Repeat the entries below exactly, missing none.

╭─ GIVEN RECORDS

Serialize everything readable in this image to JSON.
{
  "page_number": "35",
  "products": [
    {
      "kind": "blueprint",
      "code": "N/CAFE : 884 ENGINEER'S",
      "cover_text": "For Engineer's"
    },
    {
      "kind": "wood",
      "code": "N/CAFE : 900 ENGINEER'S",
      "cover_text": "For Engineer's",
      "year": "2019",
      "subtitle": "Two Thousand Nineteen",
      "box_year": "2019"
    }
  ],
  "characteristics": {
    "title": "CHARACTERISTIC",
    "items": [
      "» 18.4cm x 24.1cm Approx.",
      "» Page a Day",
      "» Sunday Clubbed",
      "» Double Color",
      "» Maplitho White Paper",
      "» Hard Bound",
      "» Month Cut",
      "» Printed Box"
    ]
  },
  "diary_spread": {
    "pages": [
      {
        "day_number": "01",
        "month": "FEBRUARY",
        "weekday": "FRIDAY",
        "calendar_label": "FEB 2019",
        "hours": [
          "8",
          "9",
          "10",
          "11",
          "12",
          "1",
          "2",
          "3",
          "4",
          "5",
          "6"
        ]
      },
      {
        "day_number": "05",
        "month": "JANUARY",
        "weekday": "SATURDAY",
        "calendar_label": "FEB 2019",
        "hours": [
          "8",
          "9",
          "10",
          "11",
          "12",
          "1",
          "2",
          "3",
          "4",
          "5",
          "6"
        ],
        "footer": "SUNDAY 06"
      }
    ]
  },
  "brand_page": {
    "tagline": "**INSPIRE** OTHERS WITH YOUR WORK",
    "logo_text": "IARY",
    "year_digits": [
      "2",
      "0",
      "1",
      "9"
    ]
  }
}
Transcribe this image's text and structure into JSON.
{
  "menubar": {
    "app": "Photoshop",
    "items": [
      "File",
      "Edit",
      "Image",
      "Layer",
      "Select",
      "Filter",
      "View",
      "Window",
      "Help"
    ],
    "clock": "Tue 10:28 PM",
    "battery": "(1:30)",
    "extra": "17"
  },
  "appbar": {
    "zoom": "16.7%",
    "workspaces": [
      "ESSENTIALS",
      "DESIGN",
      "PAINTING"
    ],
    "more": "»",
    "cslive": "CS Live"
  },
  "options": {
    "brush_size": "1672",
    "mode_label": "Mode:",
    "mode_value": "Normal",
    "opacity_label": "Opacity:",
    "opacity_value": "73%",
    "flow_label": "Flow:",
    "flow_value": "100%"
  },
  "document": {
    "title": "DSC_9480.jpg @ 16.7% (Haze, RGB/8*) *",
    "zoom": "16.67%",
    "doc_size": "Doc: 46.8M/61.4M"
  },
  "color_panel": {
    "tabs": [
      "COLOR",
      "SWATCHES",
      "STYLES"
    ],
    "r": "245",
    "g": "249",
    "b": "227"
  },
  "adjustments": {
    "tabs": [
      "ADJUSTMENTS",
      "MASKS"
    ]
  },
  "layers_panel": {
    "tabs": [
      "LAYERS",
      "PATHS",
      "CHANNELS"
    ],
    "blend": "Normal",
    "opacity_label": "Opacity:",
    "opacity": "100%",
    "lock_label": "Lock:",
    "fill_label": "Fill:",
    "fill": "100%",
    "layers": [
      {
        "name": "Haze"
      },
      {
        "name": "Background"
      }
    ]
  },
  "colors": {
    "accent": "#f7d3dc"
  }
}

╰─

### OUTPUT
Serialize everything readable in this image to JSON.
{
  "page_number": "35",
  "products": [
    {
      "kind": "blueprint",
      "code": "N/CAFE : 884 ENGINEER'S",
      "cover_text": "For Engineer's"
    },
    {
      "kind": "wood",
      "code": "N/CAFE : 900 ENGINEER'S",
      "cover_text": "For Engineer's",
      "year": "2019",
      "subtitle": "Two Thousand Nineteen",
      "box_year": "2019"
    }
  ],
  "characteristics": {
    "title": "CHARACTERISTIC",
    "items": [
      "» 18.4cm x 24.1cm Approx.",
      "» Page a Day",
      "» Sunday Clubbed",
      "» Double Color",
      "» Maplitho White Paper",
      "» Hard Bound",
      "» Month Cut",
      "» Printed Box"
    ]
  },
  "diary_spread": {
    "pages": [
      {
        "day_number": "01",
        "month": "FEBRUARY",
        "weekday": "FRIDAY",
        "calendar_label": "FEB 2019",
        "hours": [
          "8",
          "9",
          "10",
          "11",
          "12",
          "1",
          "2",
          "3",
          "4",
          "5",
          "6"
        ]
      },
      {
        "day_number": "05",
        "month": "JANUARY",
        "weekday": "SATURDAY",
        "calendar_label": "FEB 2019",
        "hours": [
          "8",
          "9",
          "10",
          "11",
          "12",
          "1",
          "2",
          "3",
          "4",
          "5",
          "6"
        ],
        "footer": "SUNDAY 06"
      }
    ]
  },
  "brand_page": {
    "tagline": "**INSPIRE** OTHERS WITH YOUR WORK",
    "logo_text": "IARY",
    "year_digits": [
      "2",
      "0",
      "1",
      "9"
    ]
  }
}
Transcribe this image's text and structure into JSON.
{
  "menubar": {
    "app": "Photoshop",
    "items": [
      "File",
      "Edit",
      "Image",
      "Layer",
      "Select",
      "Filter",
      "View",
      "Window",
      "Help"
    ],
    "clock": "Tue 10:28 PM",
    "battery": "(1:30)",
    "extra": "17"
  },
  "appbar": {
    "zoom": "16.7%",
    "workspaces": [
      "ESSENTIALS",
      "DESIGN",
      "PAINTING"
    ],
    "more": "»",
    "cslive": "CS Live"
  },
  "options": {
    "brush_size": "1672",
    "mode_label": "Mode:",
    "mode_value": "Normal",
    "opacity_label": "Opacity:",
    "opacity_value": "73%",
    "flow_label": "Flow:",
    "flow_value": "100%"
  },
  "document": {
    "title": "DSC_9480.jpg @ 16.7% (Haze, RGB/8*) *",
    "zoom": "16.67%",
    "doc_size": "Doc: 46.8M/61.4M"
  },
  "color_panel": {
    "tabs": [
      "COLOR",
      "SWATCHES",
      "STYLES"
    ],
    "r": "245",
    "g": "249",
    "b": "227"
  },
  "adjustments": {
    "tabs": [
      "ADJUSTMENTS",
      "MASKS"
    ]
  },
  "layers_panel": {
    "tabs": [
      "LAYERS",
      "PATHS",
      "CHANNELS"
    ],
    "blend": "Normal",
    "opacity_label": "Opacity:",
    "opacity": "100%",
    "lock_label": "Lock:",
    "fill_label": "Fill:",
    "fill": "100%",
    "layers": [
      {
        "name": "Haze"
      },
      {
        "name": "Background"
      }
    ]
  },
  "colors": {
    "accent": "#f7d3dc"
  }
}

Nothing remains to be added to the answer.